An important question is whether improvement in these indicators leads to improved patient outcomes. Despite an improvement in 9 of the 15 indicators over the 10-year period, we found no significant change in survival, which is the usual measure used to assess outcomes of colorectal and rectal cancer surgery. A trend toward improvement was observed, and we may not have detected a significant difference because of the relatively short follow-up and the size of the cohort. As well, the quality of surgery was high, as measured by these indicators, at the beginning of the study; this may be another reason why we did not observe an improvement in survival. Whereas survival is a well-accepted outcome for assessing the success of cancer surgery, there are other clinically relevant outcomes that are important to patients. As well, outcomes such as rates of anastomotic leaks and local recurrences are important and showed significant improvement over the 10-year period.39–42
The purpose of this study was not to compare changes before and after the publication of the indicators because the indicators were only published in 2005. However, our study confirms that it is feasible to apply the quality of care indicators to assess outcomes following CRC surgery using a single institution’s database. This study also provides benchmarks that can be used to evaluate changes in CRC care at our institution. Comparisons with other institutions in Ontario are not possible because the data came from a single institution. Further studies using population-based data will be required to for this type of comparison. Such initiatives are currently being implemented by Cancer Care Ontario.
Our results suggest that the Cancer Care Ontario indicators can be used as quality indicators to assess the quality of CRC surgery at individual institutions.

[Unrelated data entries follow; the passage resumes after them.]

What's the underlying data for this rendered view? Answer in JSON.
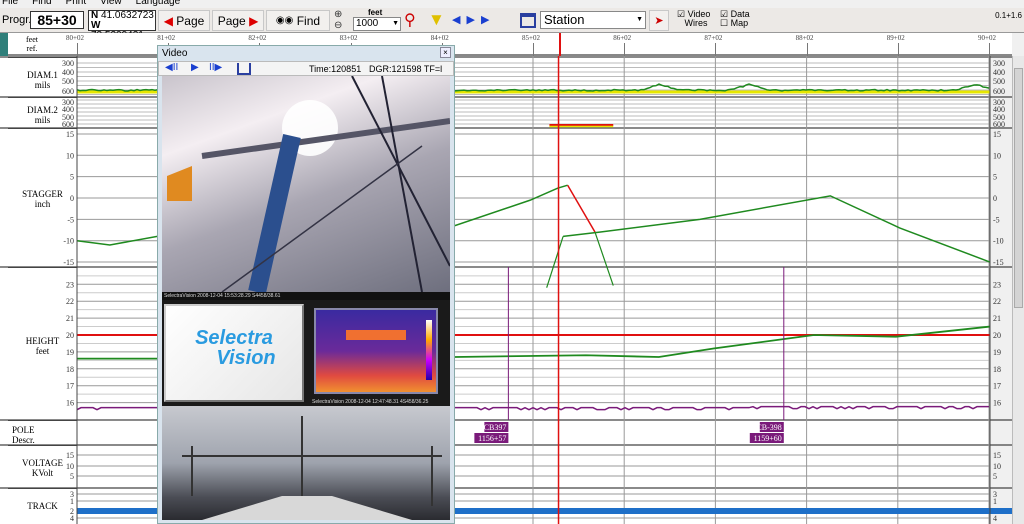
{
  "menu": [
    "File",
    "Find",
    "Print",
    "View",
    "Language"
  ],
  "toolbar": {
    "progr_label": "Progr.",
    "progr_value": "85+30",
    "lat_prefix": "N",
    "lat": "41.0632723",
    "lon_prefix": "W",
    "lon": "73.5209421",
    "page_prev": "Page",
    "page_next": "Page",
    "find": "Find",
    "unit_label": "feet",
    "zoom_value": "1000",
    "station_select": "Station",
    "video_wires_1": "Video",
    "video_wires_2": "Wires",
    "data_map_1": "Data",
    "data_map_2": "Map",
    "video_checked": true,
    "data_checked": true,
    "version": "0.1+1.6"
  },
  "ruler": {
    "unit": "feet",
    "ref": "ref.",
    "stations": [
      "80+02",
      "81+02",
      "82+02",
      "83+02",
      "84+02",
      "85+02",
      "86+02",
      "87+02",
      "88+02",
      "89+02",
      "90+02"
    ]
  },
  "panels": {
    "diam1": {
      "name": "DIAM.1",
      "unit": "mils",
      "ticks": [
        "300",
        "400",
        "500",
        "600"
      ]
    },
    "diam2": {
      "name": "DIAM.2",
      "unit": "mils",
      "ticks": [
        "300",
        "400",
        "500",
        "600"
      ]
    },
    "stagger": {
      "name": "STAGGER",
      "unit": "inch",
      "ticks": [
        "15",
        "10",
        "5",
        "0",
        "-5",
        "-10",
        "-15"
      ]
    },
    "height": {
      "name": "HEIGHT",
      "unit": "feet",
      "ticks": [
        "23",
        "22",
        "21",
        "20",
        "19",
        "18",
        "17",
        "16"
      ]
    },
    "pole": {
      "name": "POLE",
      "unit": "Descr."
    },
    "voltage": {
      "name": "VOLTAGE",
      "unit": "KVolt",
      "ticks": [
        "15",
        "10",
        "5"
      ]
    },
    "track": {
      "name": "TRACK",
      "ticks": [
        "3",
        "1",
        "2",
        "4"
      ]
    }
  },
  "cursor_station_ft": 8530,
  "poles": [
    {
      "id": "CB397",
      "station": "1156+57",
      "ft": 8475
    },
    {
      "id": "CB-398",
      "station": "1159+60",
      "ft": 8777
    }
  ],
  "series": {
    "stagger": [
      [
        8002,
        -10
      ],
      [
        8038,
        -11
      ],
      [
        8090,
        -9
      ],
      [
        8416,
        -6.5
      ],
      [
        8499,
        -0.5
      ],
      [
        8529,
        2.3
      ],
      [
        8540,
        3
      ],
      [
        8570,
        -8
      ],
      [
        8575,
        -8
      ],
      [
        8685,
        -5
      ],
      [
        8828,
        0.5
      ],
      [
        8904,
        -7
      ],
      [
        9003,
        -15
      ]
    ],
    "height_green": [
      [
        8002,
        18.6
      ],
      [
        8090,
        18.6
      ],
      [
        8416,
        18.7
      ],
      [
        8560,
        18.8
      ],
      [
        8640,
        18.7
      ],
      [
        8700,
        19.2
      ],
      [
        8810,
        20
      ],
      [
        8900,
        19.9
      ],
      [
        9003,
        20.5
      ]
    ],
    "height_limit": 20,
    "height_purple": 15.7,
    "diam1_green": 590,
    "diam1_limit": 600
  },
  "colors": {
    "green": "#1f8a1f",
    "red": "#e01010",
    "purple": "#7a1a7a",
    "yellow": "#e6e600",
    "track": "#1e6fc8",
    "cursor": "#e01010"
  },
  "video": {
    "title": "Video",
    "time": "Time:120851",
    "dgr": "DGR:121598 TF=l",
    "caption1": "SelectraVision 2008-12-04 15:53:28.29 S4458/38.61",
    "caption2": "SelectraVision 2008-12-04 12:47:48.31 4S458/36.25",
    "logo_1": "Selectra",
    "logo_2": "Vision"
  }
}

The results from this study are being used as benchmarks for ongoing quality-improvement initiatives at our institution. However, although we have shown that some clinically relevant outcomes (local recurrence rates, anastomotic leak rates) have improved over time, further studies are required to ensure that these quality indicators correlate with other clinically relevant outcomes such as survival. Thus, we have provided evidence that it is feasible to use these indicators to assess quality of care and that they appear to be responsive to changes incurred following the introduction of quality-improvement initiatives; it is also feasible to use these indicators to identify areas in which quality of care after CRC surgery may be improved.
Competing interests: Dr. Vergara-Fernandez was supported by funds provided by Colon Cancer Canada and La Fundación Mexicana para la Salud. Dr. Swallow has received honoraria and travel assistance from Novartis Oncology. None declared for Drs. Gryphe, MacRae, Cohen and McLeod and Mr. Victor and Ms. O’Connor.
Presented at the Canadian Society of Surgical Oncology Meeting, Toronto, Ont., Apr. 27, 2007.
Contributors: Drs. Vergara-Fernandez, Swallow, MacRae and McLeod and Ms. O’Connor designed the study. Drs. Vergara-Fernandez and McLeod and Ms. O’Connor acquired the data, which Drs. Vergara-Fernandez, Swallow, Gryphe, Cohen and McLeod and Mr. Victor analyzed. Drs. Vergara-Fernandez, Swallow and McLeod wrote the article. All authors reviewed it and approved its publication.